Weeds Act - Frequently Asked Questions

Table of Contents

What recent changes have been made to the Schedule of Noxious Weeds?

Effective January 1, 2015, the following plants are being added to the Schedule of Noxious Weeds. Adding these weeds to the Schedule of Noxious Weeds will provide another tool for weed inspectors to control these non-native plants to minimize interference with agriculture or horticulture.

  • Smooth bedstraw
  • Wild chervil
  • Common crupina
  • Jointed goatgrass
  • Kudzu
  • Wild parsnip
  • Serrated tussock
  • Tansy ragwort
  • Woolly cupgrass

Effective January 1, 2015, the following plants are being removed from the Schedule of Noxious Weeds.

  • Goat's beard spp.
  • Nodding thistle spp.
  • Scotch thistle
  • Wild carrot
  • Johnson grass
  • Black-seeded proso millet
  • Yellow rocket
  • Russian thistle
  • Tuberous vetchling

Please refer to OMAFRA Publication 75, Guide to Weed Control for information on management strategies for various weeds including noxious weeds.

Why is this change being made?

Nine weed species are being removed from the Schedule. Some of these species are considered a food source for pollinators, such as bees (e.g., wild carrot, goat's-beard, scotch thistle, nodding thistle, yellow rocket, and tuberous vetchling). These and other species that are being removed from the Schedule are no longer considered significant threats to agricultural or horticultural production and can be managed through modern management practices.

Nine weed species are also being added to the Schedule. This is to address the issue of new and emerging weed species of concern and to provide another tool for weed inspectors to control these non-native plants to minimize interference with agriculture or horticulture.

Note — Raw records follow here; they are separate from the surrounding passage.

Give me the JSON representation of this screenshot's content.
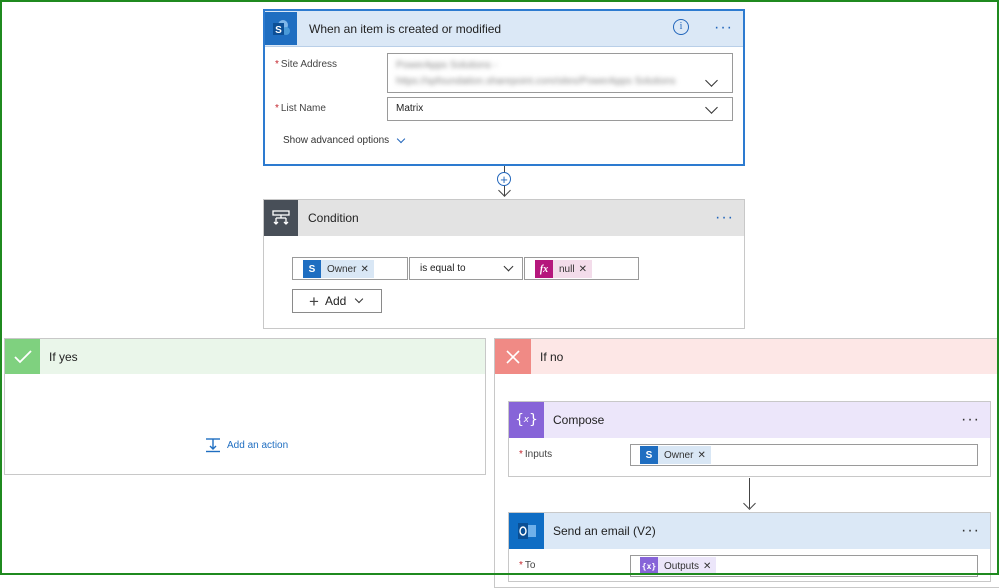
{
  "trigger": {
    "title": "When an item is created or modified",
    "site_address_label": "Site Address",
    "site_address_value": "PowerApps Solutions - https://spfoundation.sharepoint.com/sites/PowerApps Solutions",
    "list_name_label": "List Name",
    "list_name_value": "Matrix",
    "advanced_label": "Show advanced options"
  },
  "condition": {
    "title": "Condition",
    "left_token": "Owner",
    "operator": "is equal to",
    "right_token": "null",
    "add_label": "Add"
  },
  "if_yes": {
    "title": "If yes",
    "add_action_label": "Add an action"
  },
  "if_no": {
    "title": "If no",
    "compose": {
      "title": "Compose",
      "inputs_label": "Inputs",
      "token": "Owner"
    },
    "email": {
      "title": "Send an email (V2)",
      "to_label": "To",
      "token": "Outputs"
    }
  },
  "colors": {
    "sharepoint": "#1f6ec1",
    "condition": "#484f58",
    "yes_green": "#7fd17f",
    "no_red": "#f08a85",
    "compose_purple": "#8764d8",
    "outlook_blue": "#0f6dc4",
    "fx_pink": "#b5177c",
    "frame_green": "#1f8a1f"
  }
}
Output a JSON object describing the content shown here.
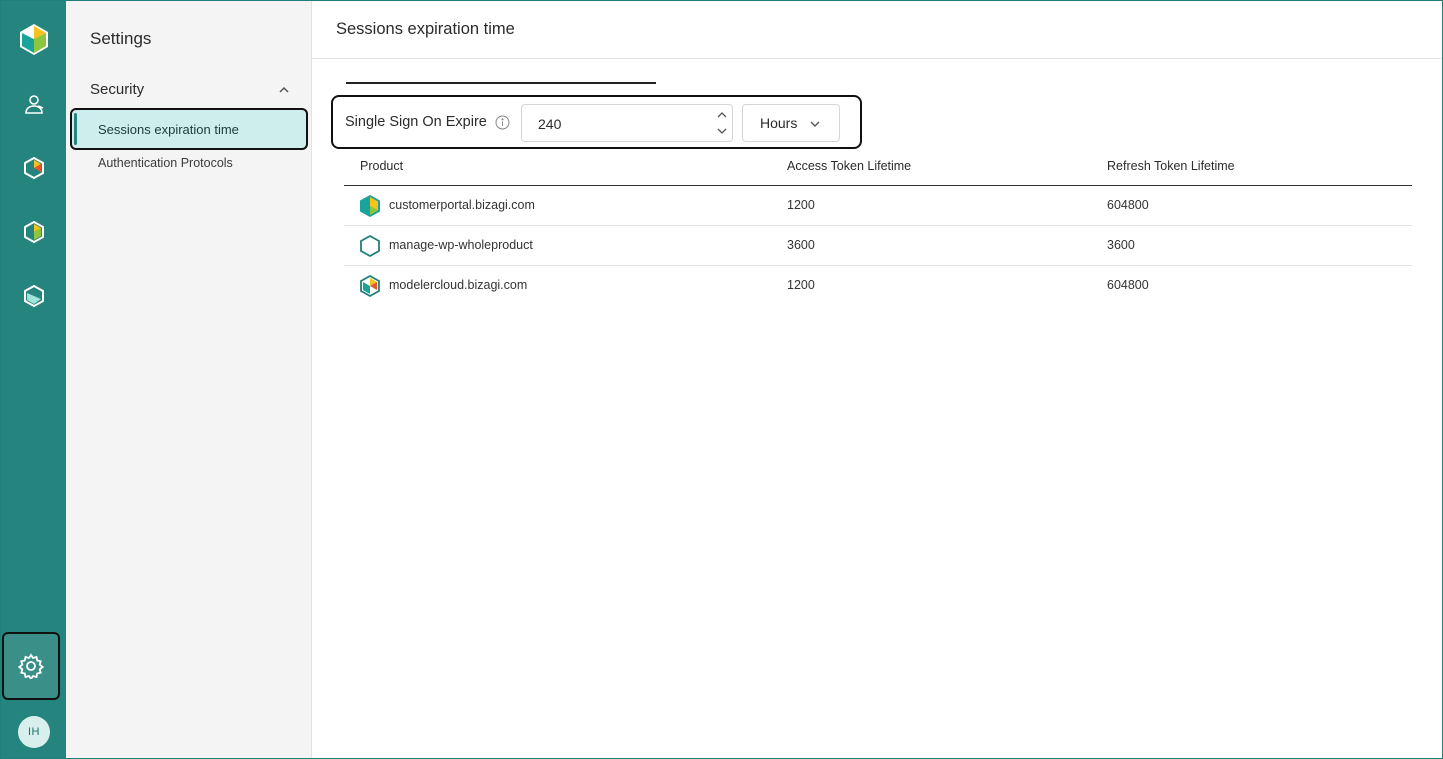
{
  "rail": {
    "items": [
      {
        "name": "bizagi-logo-icon"
      },
      {
        "name": "users-icon"
      },
      {
        "name": "modeler-product-icon"
      },
      {
        "name": "portal-product-icon"
      },
      {
        "name": "automation-product-icon"
      }
    ],
    "settings_icon": "gear-icon",
    "avatar_initials": "IH",
    "accent_color": "#25847d"
  },
  "nav": {
    "title": "Settings",
    "section": "Security",
    "items": [
      {
        "label": "Sessions expiration time",
        "active": true
      },
      {
        "label": "Authentication Protocols",
        "active": false
      }
    ]
  },
  "main": {
    "title": "Sessions expiration time",
    "sso": {
      "label": "Single Sign On Expire",
      "value": "240",
      "unit": "Hours"
    },
    "table": {
      "headers": [
        "Product",
        "Access Token Lifetime",
        "Refresh Token Lifetime"
      ],
      "rows": [
        {
          "product": "customerportal.bizagi.com",
          "access": "1200",
          "refresh": "604800",
          "icon": "customer-portal-icon"
        },
        {
          "product": "manage-wp-wholeproduct",
          "access": "3600",
          "refresh": "3600",
          "icon": "hexagon-outline-icon"
        },
        {
          "product": "modelercloud.bizagi.com",
          "access": "1200",
          "refresh": "604800",
          "icon": "modeler-cloud-icon"
        }
      ]
    }
  }
}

What do I need to do?

If you are in possession of one of the weeds on the Schedule of Noxious Weeds and it is negatively impacting agriculture and horticulture lands then you must destroy it. If you feel that your agricultural or horticultural land is being negatively impacted by noxious weeds, contact your local Weed Inspector.

Your local municipality, region, district or county can provide you with contact information for the Weed Inspector for your area. Alternatively you can call the Agricultural Information Contact Centre at 1-877-424-1300 and they can provide you with a contact.

Where do I get more information

A list of all weeds designated as noxious under the Weed Control Act can be found in Regulation 1096, below and on the Ministry's website (*Please note that this list will be in effect from January 1, 2015 onwards).

OMAFRA's Ontario weed gallery provides pictures, descriptions and lots of information, including habitat and species information on over 170 weeds. OMAFRA's Publication 75, Guide to Weed Control provides information on management strategies for various weeds including noxious weeds.

How do I contact my local area or municipal weed inspector?

Your local municipality, region, district or county can provide you with contact information for the Weed Inspector for your area. Alternatively you can call the Agricultural Information Contact Centre at 1-877-424-1300 and they can provide you with a contact.

Why does Ontario have the Weed Control Act?

The intent of the Weed Control Act is to reduce:

  1. The infestation of noxious weeds that negatively impact on agriculture and horticulture lands.
  2. Plant diseases by eliminating plant disease hosts such as common barberry and European buckthorn.
  3. Health hazards to livestock and agricultural workers caused by poisonous plants.

What is a noxious weed?

A noxious weed includes a plant that has been listed in the Schedule of Noxious Weeds found in Regulation 1096 made under the Weed Control Act. This list is commonly referred to as the "Noxious Weed List". The council of the municipality may, subject to the approval of the Minister, designate additional plants as local weeds through a by-law made in accordance with section 10 of the Weed Control Act. These local weeds are deemed to be noxious weeds in the area where the by-law applies.

In general, a species designated as a noxious weed under the Weed Control Act is one that:

  • Is difficult to manage on agricultural land once established and will reduce the yield and quality of the crop being grown;
  • Negatively affects the health and well-being of livestock; or
  • Poses a risk to the health and well-being of agricultural workers.

In Ontario, 25 weeds are designated as noxious under the Weed Control Act. A list of these weeds can be found below and on the Ministry's website (*Please note that this list will be in effect from January 1, 2015 onwards).

Noxious Weeds in Ontario effective January 1, 2015

*Please note that this list will be in effect from January 1, 2015 onwards.

  1. Black Dog-Strangling Vine
  2. Common Crupina
  3. Dog-Strangling Vine
  4. Jointed Goatgrass
  5. Kudzu
  6. Serrated Tussock
  7. Smooth Bedstraw
  8. Tansy Ragwort
  9. Wild Chervil
  10. Wild Parsnip
  11. Woolly Cupgrass

For more information:
Toll Free: 1-877-424-1300
Local: (519) 826-4047
E-mail: ag.info.omafra@ontario.ca

Author: OMAFRA Staff
Creation Date: 22 March 2005
Last Reviewed: 01 December 2014